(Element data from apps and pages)
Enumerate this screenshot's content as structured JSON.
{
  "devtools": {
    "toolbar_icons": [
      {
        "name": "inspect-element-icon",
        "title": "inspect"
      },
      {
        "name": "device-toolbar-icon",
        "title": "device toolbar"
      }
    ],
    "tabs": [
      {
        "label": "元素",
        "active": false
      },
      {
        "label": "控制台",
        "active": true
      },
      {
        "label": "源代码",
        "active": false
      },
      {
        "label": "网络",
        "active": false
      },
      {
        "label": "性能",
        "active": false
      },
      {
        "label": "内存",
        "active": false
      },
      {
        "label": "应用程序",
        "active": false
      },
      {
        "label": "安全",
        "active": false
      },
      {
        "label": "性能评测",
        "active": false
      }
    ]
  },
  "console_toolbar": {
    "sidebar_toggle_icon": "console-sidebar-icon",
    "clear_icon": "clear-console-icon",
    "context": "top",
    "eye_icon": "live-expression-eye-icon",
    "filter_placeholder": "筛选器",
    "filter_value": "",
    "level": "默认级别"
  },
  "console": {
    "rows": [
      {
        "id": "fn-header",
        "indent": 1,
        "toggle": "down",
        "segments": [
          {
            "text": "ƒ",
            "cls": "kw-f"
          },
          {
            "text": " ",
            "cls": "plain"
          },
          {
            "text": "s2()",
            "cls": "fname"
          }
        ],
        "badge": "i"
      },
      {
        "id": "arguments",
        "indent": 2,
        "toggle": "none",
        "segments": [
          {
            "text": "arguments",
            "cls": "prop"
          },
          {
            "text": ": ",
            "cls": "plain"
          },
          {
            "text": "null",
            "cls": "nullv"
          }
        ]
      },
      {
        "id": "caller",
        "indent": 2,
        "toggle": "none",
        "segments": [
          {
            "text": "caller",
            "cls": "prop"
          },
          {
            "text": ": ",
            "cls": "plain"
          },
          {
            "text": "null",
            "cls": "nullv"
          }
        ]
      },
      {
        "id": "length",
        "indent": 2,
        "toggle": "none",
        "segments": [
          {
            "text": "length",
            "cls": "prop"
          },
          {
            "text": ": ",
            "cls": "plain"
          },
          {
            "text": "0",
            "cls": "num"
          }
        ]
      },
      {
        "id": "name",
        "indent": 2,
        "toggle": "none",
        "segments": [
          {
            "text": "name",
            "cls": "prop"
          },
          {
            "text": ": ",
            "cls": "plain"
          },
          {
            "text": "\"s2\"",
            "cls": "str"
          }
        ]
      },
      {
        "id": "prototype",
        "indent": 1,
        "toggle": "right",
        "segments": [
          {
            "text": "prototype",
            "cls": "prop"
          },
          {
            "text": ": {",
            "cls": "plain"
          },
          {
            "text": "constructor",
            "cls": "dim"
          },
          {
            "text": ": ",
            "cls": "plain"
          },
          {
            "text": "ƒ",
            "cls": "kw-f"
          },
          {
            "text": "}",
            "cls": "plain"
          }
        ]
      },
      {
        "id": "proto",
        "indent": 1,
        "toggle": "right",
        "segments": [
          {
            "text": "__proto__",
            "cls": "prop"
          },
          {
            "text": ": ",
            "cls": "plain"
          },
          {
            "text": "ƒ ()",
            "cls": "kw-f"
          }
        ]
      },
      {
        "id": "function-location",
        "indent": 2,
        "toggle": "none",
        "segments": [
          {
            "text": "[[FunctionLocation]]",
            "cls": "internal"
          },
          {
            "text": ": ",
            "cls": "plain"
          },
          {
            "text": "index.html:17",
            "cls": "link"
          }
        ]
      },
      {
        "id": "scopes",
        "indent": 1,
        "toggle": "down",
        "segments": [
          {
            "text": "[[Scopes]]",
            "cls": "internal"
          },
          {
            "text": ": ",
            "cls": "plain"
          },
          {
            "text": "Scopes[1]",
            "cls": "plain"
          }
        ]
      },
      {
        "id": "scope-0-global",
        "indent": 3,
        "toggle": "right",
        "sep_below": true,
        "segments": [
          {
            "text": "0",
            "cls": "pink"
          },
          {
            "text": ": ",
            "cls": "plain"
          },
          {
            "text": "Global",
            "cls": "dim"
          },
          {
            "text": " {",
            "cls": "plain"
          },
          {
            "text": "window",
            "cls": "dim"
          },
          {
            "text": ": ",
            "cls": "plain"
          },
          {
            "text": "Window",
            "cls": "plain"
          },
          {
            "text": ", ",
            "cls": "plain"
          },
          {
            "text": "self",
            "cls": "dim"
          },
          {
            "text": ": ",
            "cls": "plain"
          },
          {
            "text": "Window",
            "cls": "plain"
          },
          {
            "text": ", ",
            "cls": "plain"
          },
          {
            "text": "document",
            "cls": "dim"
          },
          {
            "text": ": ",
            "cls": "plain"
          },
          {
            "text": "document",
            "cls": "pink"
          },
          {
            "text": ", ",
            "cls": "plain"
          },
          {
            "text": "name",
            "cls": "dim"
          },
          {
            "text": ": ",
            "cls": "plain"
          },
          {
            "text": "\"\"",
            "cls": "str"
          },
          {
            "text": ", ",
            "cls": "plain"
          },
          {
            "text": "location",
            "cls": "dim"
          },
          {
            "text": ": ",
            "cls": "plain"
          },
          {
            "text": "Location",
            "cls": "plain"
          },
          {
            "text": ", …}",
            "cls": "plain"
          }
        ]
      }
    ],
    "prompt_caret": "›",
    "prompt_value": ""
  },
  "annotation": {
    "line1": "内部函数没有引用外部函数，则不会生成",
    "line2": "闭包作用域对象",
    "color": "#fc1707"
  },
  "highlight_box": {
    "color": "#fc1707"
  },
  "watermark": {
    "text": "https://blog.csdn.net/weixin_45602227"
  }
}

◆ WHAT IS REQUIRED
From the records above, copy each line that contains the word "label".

◆ PROBLEM SOLUTION
        "label": "元素",
        "label": "控制台",
        "label": "源代码",
        "label": "网络",
        "label": "性能",
        "label": "内存",
        "label": "应用程序",
        "label": "安全",
        "label": "性能评测",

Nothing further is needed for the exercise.